How Planned Obsolescence Can Be Good for the Planet
The case has been made both for and against a certain iconic cell phone being the last one you'll ever buy (hint: it starts with "i" and ends with "Phone"), and, while early returns are mixed, it's too early to tell if this will be true (though we doubt it). In the meantime, everyone still has a cell phone that will get broken, donated, traded in, thrown away, recycled or otherwise replaced within the next 18 months or so (on average). No matter how you slice it, that's a lot of plastic and other miscellanea that will eventually end up downcycled or in the landfill.
An organization called The Greener Grass thinks they have a solution for this. Inspired by January's Greener Gadgets Conference, they've dreamed up LINC, a smart phone with all the advanced capabilities -- cell phone, a media player, a web browser, GPS, downloadable content, Bluetooth, wifi, etc. -- of today's smartphones, with one twist.
LINC is designed as a service, not a product. Known also as a product service system, you'd lease the phone's services by the year, and when it become obsolete, you just pack it up and send it back; the manufacturer sends you a new one and harvests and recycles the old parts. All your personal info, like your phone book and other personalized settings, is wireless transferred to your new phone.

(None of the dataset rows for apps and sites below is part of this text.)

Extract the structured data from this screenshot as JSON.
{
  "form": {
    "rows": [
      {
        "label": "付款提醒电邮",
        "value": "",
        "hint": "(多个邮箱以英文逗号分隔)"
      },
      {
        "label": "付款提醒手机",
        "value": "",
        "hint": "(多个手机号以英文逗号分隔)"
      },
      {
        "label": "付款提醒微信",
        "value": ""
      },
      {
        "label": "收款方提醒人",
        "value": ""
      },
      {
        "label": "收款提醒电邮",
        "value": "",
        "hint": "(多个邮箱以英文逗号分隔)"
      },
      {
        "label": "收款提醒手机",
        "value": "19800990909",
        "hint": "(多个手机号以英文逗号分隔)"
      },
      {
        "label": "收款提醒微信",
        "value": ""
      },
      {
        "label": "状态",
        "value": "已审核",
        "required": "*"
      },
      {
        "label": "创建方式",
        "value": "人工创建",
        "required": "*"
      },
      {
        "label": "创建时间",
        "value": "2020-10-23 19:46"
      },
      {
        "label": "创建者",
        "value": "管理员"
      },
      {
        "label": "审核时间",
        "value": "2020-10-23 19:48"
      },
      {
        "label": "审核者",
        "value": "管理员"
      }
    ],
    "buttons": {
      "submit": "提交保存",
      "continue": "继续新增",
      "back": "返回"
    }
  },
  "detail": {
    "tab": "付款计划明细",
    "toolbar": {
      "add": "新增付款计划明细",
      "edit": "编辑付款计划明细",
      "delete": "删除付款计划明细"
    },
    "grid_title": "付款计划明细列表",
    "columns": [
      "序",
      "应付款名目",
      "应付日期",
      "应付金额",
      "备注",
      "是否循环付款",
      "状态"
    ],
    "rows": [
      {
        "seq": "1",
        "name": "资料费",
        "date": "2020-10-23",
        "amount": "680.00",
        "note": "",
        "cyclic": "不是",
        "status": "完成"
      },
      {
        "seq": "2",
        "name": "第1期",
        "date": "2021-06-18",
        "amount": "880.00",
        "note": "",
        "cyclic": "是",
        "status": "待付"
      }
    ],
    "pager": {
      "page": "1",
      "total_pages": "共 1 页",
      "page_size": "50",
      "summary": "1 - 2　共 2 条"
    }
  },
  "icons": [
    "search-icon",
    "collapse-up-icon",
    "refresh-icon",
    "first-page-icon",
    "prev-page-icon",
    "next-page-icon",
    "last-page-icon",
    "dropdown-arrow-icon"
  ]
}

The phone is designed for automated disassembly and is created from pieces that don't have paints or adhesives, for easy recycling. According to The Greener Grass, LINC "changes the entire paradigm of the production and consumption model today."
It's an interesting approach -- to essentially embrace planned obsolescence rather than designing a product with a longer lifecycle -- and is one that could really take off if executed correctly, though, quite frankly, the chances of seeing LINC come to fruition are somewhere between slim and none. Ah, but we can dream, right? And what a nice dream it is. Cross your fingers that it could someday exist and get the nitty-gritty at ::The Greener Grass via ::Core77